• One activist climbed a tree and refused to come down. Eventually he was led away by paramedics and treated for dehydration. (Facebook )Source: Facebook
Activists at Deebing Creek say they won't leave the proposed development site without a fight, despite police efforts to move them.
Keira Jenkins

8 Mar 2019 - 8:22 AM  UPDATED 8 Mar 2019 - 9:51 AM

Activists say they will do whatever it takes to protect Deebing Creek, near Ipswich, Queensland, from a proposed development.

Protesters stood their ground late into the evening on Thursday at the site of the old mission, barricading the road, and ignoring police attempts to move them on.

“I think we’ve been going alright,”  said Uncle Wade Thompson. “We’re just trying to disrupt as much as we can. We’ve had some good support, some real good strong support.

“We barricaded the road and we’re trying to do as much as we can. What’s happened is wrong. We could have sorted this out another way. We just want our land back, that’s not asking for much. We just want the land that means so much to our community.”

Aunty Berta Graham described the heavy police presence as a ‘disgrace’.

“There’s more police here than in Ipswich protecting our town,” she said. “They’re out here worrying about these poor old Aboriginals camping on our ground here, on our land.

“There were three people camping here last night. About 20 people came in to remove our three people.”

One man spent five hours in a tree before he was taken away by paramedics, suffering from dehydration.

 Ipswich Elder Aunty Faye Carr said police refused to let other demonstrators help him with food and water.

“We wanted to go down and give him some water,” she said.

“They wouldn’t even give him a bottle of water.”

Police protected the developer as he came into the site, infuriating protesters, who threw bottles, telling him to leave the site alone.

Although the development company, Frasers Property Group, has promised no damage will be done to sacred heritage sites, the Yuggera Ugarapul people remain unconvinced. Elders say some unmarked graves could lie outside the cemetery boundary.
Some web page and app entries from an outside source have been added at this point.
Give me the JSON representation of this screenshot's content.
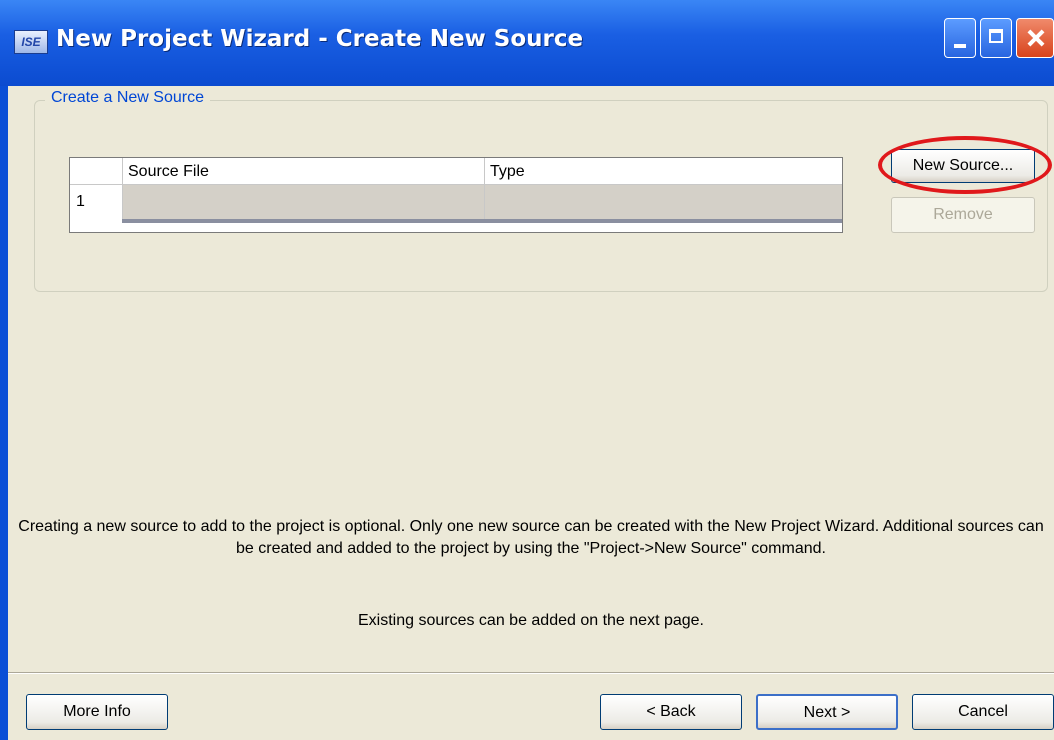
{
  "window": {
    "title": "New Project Wizard - Create New Source",
    "app_icon_text": "ISE"
  },
  "group": {
    "title": "Create a New Source"
  },
  "grid": {
    "columns": [
      "Source File",
      "Type"
    ],
    "rows": [
      {
        "num": "1",
        "source_file": "",
        "type": ""
      }
    ]
  },
  "buttons": {
    "new_source": "New Source...",
    "remove": "Remove",
    "more_info": "More Info",
    "back": "< Back",
    "next": "Next >",
    "cancel": "Cancel"
  },
  "description": {
    "line1": "Creating a new source to add to the project is optional. Only one new source can be created with the New Project Wizard. Additional sources can be created and added to the project by using the \"Project->New Source\" command.",
    "line2": "Existing sources can be added on the next page."
  },
  "colors": {
    "highlight": "#e0181b",
    "title_bar": "#0b4bd0",
    "group_title": "#0046d5"
  }
}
“My three times great grandfather is from here,” said Uncle Wade. “This is the place our old kings and queens lived. They’re buried up here. They found a little cemetery where they could be buried, but no one knows for sure. They could be buried anywhere.”
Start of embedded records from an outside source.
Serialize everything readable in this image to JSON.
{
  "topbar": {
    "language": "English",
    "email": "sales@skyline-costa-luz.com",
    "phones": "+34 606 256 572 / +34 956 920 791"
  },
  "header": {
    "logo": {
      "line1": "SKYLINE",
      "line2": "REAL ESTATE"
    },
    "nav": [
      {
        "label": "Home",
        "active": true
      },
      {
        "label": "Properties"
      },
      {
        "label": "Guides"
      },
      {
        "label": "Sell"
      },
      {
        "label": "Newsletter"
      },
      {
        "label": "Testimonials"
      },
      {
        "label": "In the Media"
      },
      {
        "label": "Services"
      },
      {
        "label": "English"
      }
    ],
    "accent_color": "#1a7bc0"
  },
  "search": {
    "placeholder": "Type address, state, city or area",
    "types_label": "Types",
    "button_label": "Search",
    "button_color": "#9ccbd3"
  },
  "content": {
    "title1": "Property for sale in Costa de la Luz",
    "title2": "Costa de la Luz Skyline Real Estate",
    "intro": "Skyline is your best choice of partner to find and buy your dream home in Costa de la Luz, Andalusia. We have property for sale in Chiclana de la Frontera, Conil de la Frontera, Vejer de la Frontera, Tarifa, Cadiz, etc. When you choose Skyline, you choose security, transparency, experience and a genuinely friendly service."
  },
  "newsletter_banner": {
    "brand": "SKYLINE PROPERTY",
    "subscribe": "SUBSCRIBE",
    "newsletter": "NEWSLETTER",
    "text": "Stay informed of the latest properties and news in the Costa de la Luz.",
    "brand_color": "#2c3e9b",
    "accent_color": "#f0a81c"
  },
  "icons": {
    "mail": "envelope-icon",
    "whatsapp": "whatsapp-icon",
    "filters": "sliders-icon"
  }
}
Protestors block housing development at Deebing Creek Aboriginal Mission
The site is a place of cultural and spiritual significance to the local Indigenous community.
Proposed development at Deebing Creek mission site would 'destroy our people'
Fraser's Property proposed development on the site has caused widespread concern and community leaders fear another piece of Indigenous history could be lost.